The Seagull is a rare example of a sail-assisted paddle steamer (a type of vessel that became obsolete in the mid-C19 century with the development of screw propeller driven vessels) built in 1848 in Belfast. The vessel had been used as a cargo transport for around 20 years before it sank in a collision in 1868.
Reasons for Designation
The Seagull, lying off Horsey Gap, near Great Yarmouth, Norfolk, is scheduled for the following principal reasons:
* Period: The hybrid technology of the paddle steamer Seagull, using both sail and steam power, is highly representative of the mid-C19 period, which saw rapid development in steam technology; the Seagull demonstrating adaption of steam to sailing cargo vessels;
* Rarity: The Seagull is a rare early example of a sail assisted paddle steamer;
* Potential: In the absence of primary documentary sources, the Seagull offers the opportunity to study the hull form and machinery of an early steamship;
* Survival: Geophysical survey indicates that archaeologically significant features, such as the early compound engine, appear to survive within the wreck, and;
* Group value: With another early steam ship, The Xanthe (National Heritage List 1464587) also wrecked off Horsey Gap. Both the Seagull and the Xanthe were wrecked in collisions with other steam ships; the Seagull in 1868 and the Xanthe in 1869.
Seagull was built in 1848 in Belfast by Coates and Young at Lagan Foundry as an iron-built two-masted steam paddle schooner with a two-cylinder compound engine.
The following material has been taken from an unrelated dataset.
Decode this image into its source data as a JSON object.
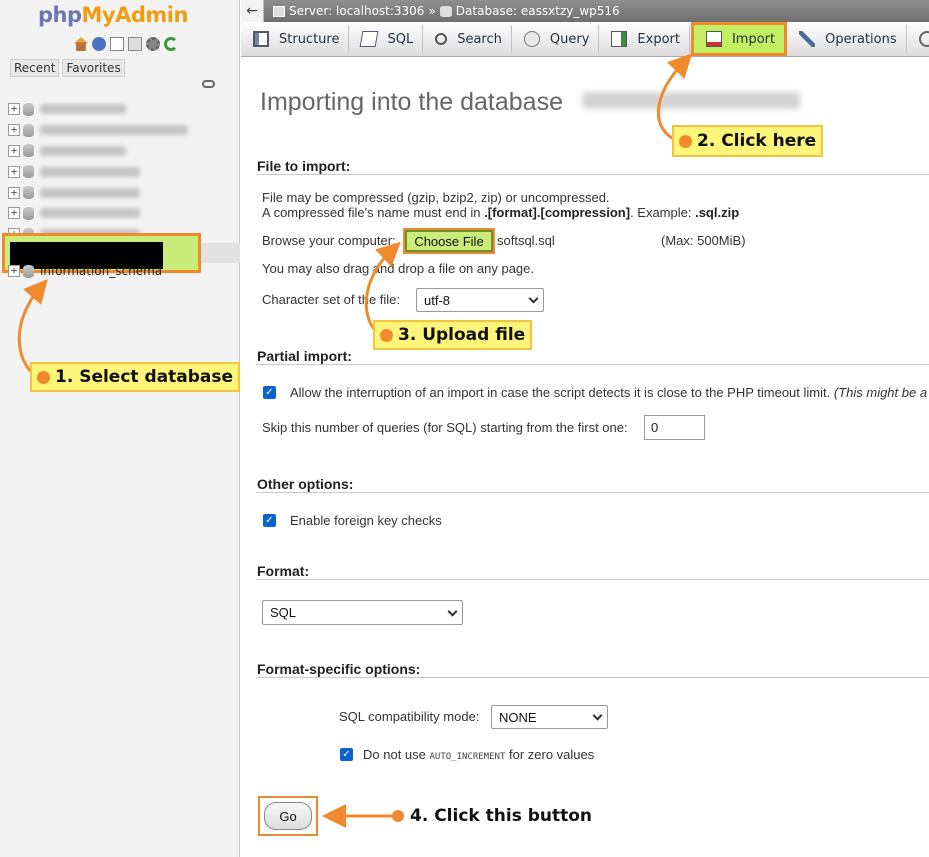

The ship was a cargo vessel and had been used as a cargo transport for around 20 years before it sank in a collision in 1868. The wreck has been identified by the discovery of its bell, which was inscribed 'SEAGULL 1848'. The ship is a rare example of a sail-assisted paddle steamer, a type of vessel that became obsolete in the mid-C19 with the development of screw propeller driven vessels.
The C19 was an extremely important period in UK maritime history for the advancement of ship design and technological development. The century saw the revolutionary transition from sail to steam, from paddle to screw propeller, wood to iron and then steel, an enormous increase in the size of ships and the development of many specialist types of merchant vessel. The mid-C19 century was a particularly critical period in the adoption of new technologies.
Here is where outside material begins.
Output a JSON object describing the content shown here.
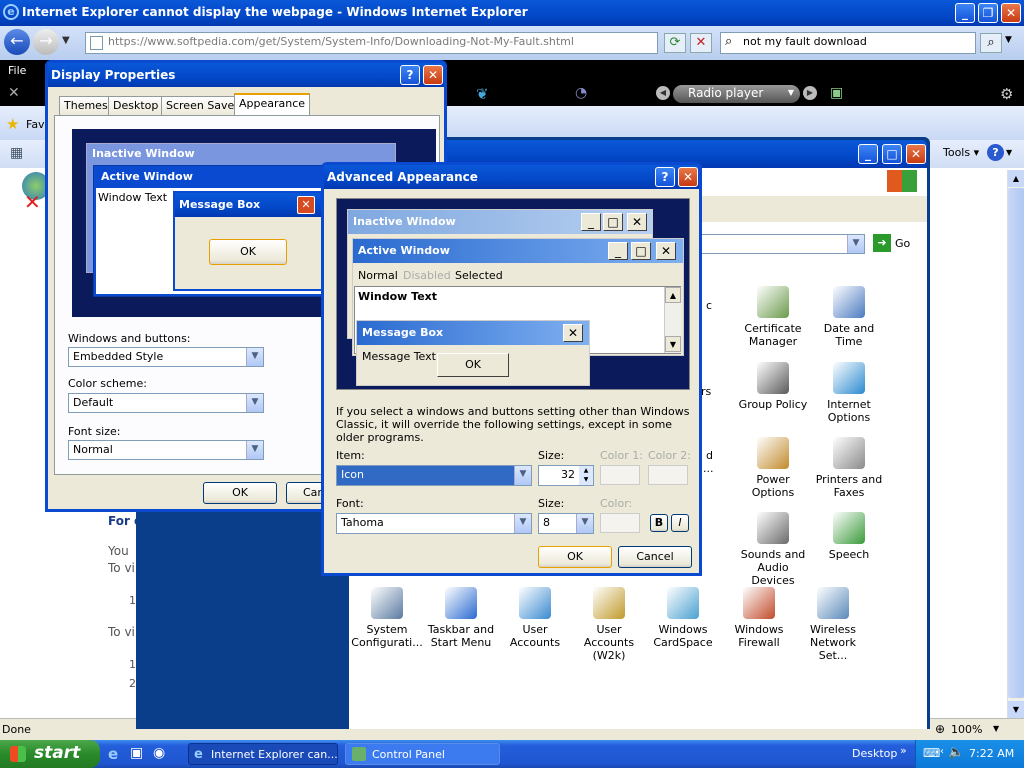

The UK Hydrographic Office records that the Seagull was first reported in 1941 as a wreck with a spar showing above the water at low tide. In 1979 it was observed by side-scan sonar, in which the wreck appeared broken however, when last examined in 1983, side-scan sonar showed that the wreck stood some 9m proud of the seabed.
In 1994 divers reported finding the remains of paddle wheels, as well as metal hull plates and decking on the wreck. However, recent geophysical surveys conducted for the Norfolk Vanguard Offshore Wind Farm show that whilst partially disintegrated, the vessel remains upright and largely intact; still rising a significant height above the sea floor.
The Seagull is therefore of high archaeological and historical interest on the basis that it evidences a period of rapid development of steam technology and shows the adaptation of this technology to sailing cargo vessels. The Seagull is also an early example of an iron hulled vessel fitted with early compound engines.